I took the job for a lot of common reasons. It’s hard to find job security as a writer, and in a job-scarce environment like that of Toronto in 2012, I was happy to find anything that included a bit of copywriting. Also, the idea of having steady income after years of scrounging as a student was too appealing to refuse. These reasons, or something like them, are used by countless young people as they enter the job market. This isn’t a bad thing, but it’s something I learned from.
I learned that, for me, job security is not worth losing my passion. In my mid-twenties, I’m well poised to take risks with my career and I’m lucky to have an opportunity to take such risks. As I enter the final month of my full-time position and prepare myself for three months of self-inflicted travel writing, I’m surprisingly calm. I hope that calmness permeates into my life as a full-time writer, but it probably won’t. I hope that my writing is financially fruitful, but it might not be. Despite all of these uncertainties, I take comfort in the fact that I’ll always have writing.

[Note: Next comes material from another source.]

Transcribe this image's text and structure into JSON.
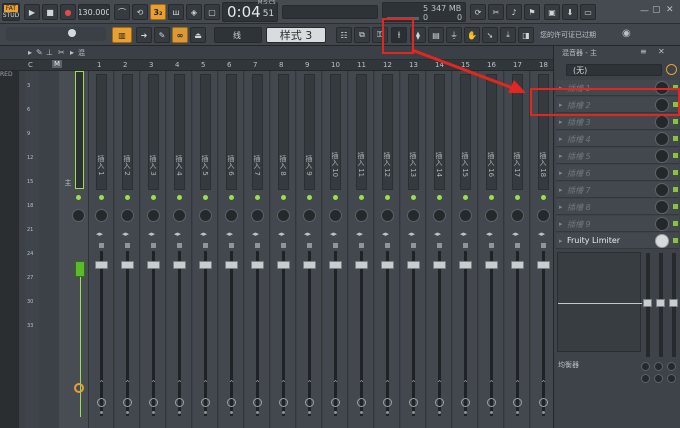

Author Bio: Kaitlin Wright is a freelance writer working and living in Toronto, Canada. In addition to writing, her passions include fashion, food and wellness. If you need inspiration for your own life change or if you’d like to indulge in some of Kaitlin’s passions, check out her blog and follow her on Twitter @ispeakcity.